Understanding the daily cycle of evapotranspiration: a method to quantify the influence of forcings and feedbacks
Heerwaarden, C.C. van; Vilà-Guerau de Arellano, J. ; Gounou, A. ; Guichard, F. ; Couvreux, F. - \ 2010
Journal of Hydrometeorology 11 (2010)6. - ISSN 1525-755X - p. 1405 - 1422.
convective boundary-layer - land-atmosphere interaction - diurnal time scales - soil-moisture - surface - model - evaporation - parameterization - entrainment - inversion
A method to analyze the daily cycle of evapotranspiration over land is presented. It quantifies the influence of external forcings, such as radiation and advection, and of internal feedbacks induced by boundary layer, surface layer, and land surface processes on evapotranspiration.
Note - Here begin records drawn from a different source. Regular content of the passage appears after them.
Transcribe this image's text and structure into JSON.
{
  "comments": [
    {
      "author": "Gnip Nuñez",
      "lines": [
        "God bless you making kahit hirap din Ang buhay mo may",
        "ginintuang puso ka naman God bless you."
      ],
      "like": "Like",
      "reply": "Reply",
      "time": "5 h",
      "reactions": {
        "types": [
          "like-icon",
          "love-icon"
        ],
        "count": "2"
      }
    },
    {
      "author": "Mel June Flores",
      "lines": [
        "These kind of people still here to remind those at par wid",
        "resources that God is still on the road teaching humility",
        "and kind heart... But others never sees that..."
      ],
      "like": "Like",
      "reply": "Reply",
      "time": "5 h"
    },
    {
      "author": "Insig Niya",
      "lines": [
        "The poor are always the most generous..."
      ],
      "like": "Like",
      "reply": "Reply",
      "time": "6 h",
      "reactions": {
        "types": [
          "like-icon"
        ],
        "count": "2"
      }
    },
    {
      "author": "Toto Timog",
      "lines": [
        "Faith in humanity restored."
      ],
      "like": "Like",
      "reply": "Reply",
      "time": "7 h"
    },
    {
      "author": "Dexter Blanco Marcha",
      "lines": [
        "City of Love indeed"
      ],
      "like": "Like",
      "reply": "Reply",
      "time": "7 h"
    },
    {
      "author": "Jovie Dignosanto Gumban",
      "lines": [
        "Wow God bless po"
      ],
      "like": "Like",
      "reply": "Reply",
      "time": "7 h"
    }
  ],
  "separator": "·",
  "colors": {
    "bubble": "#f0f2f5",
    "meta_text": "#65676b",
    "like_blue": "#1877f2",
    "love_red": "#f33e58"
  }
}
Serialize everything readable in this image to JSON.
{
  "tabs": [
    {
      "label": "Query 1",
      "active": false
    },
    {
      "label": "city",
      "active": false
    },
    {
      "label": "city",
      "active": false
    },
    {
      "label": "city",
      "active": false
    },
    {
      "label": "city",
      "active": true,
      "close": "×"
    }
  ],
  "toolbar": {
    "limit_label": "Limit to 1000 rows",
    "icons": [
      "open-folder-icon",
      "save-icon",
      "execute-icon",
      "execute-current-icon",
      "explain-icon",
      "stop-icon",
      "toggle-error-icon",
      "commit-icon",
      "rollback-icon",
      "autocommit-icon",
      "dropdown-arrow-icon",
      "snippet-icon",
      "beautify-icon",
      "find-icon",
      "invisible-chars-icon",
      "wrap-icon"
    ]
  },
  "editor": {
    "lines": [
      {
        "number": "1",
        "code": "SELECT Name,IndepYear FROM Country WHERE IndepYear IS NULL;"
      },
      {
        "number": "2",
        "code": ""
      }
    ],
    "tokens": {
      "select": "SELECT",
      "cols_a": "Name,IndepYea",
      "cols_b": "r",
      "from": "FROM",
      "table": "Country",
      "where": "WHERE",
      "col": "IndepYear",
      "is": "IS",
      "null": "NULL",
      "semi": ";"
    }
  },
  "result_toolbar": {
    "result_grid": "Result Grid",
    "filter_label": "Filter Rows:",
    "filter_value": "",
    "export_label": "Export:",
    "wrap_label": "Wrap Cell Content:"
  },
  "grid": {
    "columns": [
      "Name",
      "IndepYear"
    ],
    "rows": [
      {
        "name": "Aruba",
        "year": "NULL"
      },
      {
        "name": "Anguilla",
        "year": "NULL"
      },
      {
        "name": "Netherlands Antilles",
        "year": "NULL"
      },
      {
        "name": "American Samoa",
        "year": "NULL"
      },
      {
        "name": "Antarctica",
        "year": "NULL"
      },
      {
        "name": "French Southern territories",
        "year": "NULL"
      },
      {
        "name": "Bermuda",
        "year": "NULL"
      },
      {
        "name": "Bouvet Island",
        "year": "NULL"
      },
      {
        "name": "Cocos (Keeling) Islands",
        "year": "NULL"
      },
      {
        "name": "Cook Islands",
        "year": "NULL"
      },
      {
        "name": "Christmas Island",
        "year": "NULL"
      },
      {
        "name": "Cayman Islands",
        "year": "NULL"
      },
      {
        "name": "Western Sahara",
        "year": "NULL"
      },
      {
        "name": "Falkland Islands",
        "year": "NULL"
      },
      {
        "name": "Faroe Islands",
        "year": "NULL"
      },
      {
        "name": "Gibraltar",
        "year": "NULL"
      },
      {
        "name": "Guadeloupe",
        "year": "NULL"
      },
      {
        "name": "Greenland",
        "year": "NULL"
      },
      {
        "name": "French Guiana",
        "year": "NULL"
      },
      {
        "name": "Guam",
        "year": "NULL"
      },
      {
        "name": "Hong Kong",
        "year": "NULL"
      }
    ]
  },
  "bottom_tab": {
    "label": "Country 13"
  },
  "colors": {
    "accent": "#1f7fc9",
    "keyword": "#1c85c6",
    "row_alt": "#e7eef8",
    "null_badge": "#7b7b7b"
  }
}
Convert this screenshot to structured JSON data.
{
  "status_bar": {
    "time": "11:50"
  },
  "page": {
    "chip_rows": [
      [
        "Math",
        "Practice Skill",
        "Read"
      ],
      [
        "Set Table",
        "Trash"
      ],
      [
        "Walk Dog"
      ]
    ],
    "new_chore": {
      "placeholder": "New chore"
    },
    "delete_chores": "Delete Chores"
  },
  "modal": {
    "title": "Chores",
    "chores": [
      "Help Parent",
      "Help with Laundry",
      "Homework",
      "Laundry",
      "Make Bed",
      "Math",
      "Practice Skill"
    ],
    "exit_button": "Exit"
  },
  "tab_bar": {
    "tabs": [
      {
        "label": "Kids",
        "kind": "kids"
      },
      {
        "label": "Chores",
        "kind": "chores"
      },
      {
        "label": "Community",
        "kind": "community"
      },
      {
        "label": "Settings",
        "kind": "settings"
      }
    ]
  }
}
It consists of a budget equation for evapotranspiration that is derived by combining a time derivative of the Penman–Monteith equation with a mixed-layer model for the convective boundary layer. Measurements and model results for days at two contrasting locations are analyzed using the method: midlatitudes (Cabauw, Netherlands) and semiarid (Niamey, Niger). The analysis shows that the time evolution of evapotranspiration is a complex interplay of forcings and feedbacks. Although evapotranspiration is initiated by radiation, it is significantly regulated by the atmospheric boundary layer and the land surface throughout the day. In both cases boundary layer feedbacks enhance the evapotranspiration up to 20 W m-2 h-1. However, in the case of Niamey this is offset by the land surface feedbacks since the soil drying reaches -30 W m-2 h-1. Remarkably, surface layer feedbacks are of negligible importance in a fully coupled system. Analysis of the boundary layer feedbacks hints at the existence of two regimes in this feedback depending on atmospheric temperature, with a gradual transition region in between the two. In the low-temperature regime specific humidity variations induced by evapotranspiration and dry-air entrainment have a strong impact on the evapotranspiration. In the high-temperature regime the impact of humidity variations is less pronounced and the effects of boundary layer feedbacks are mostly determined by temperature variations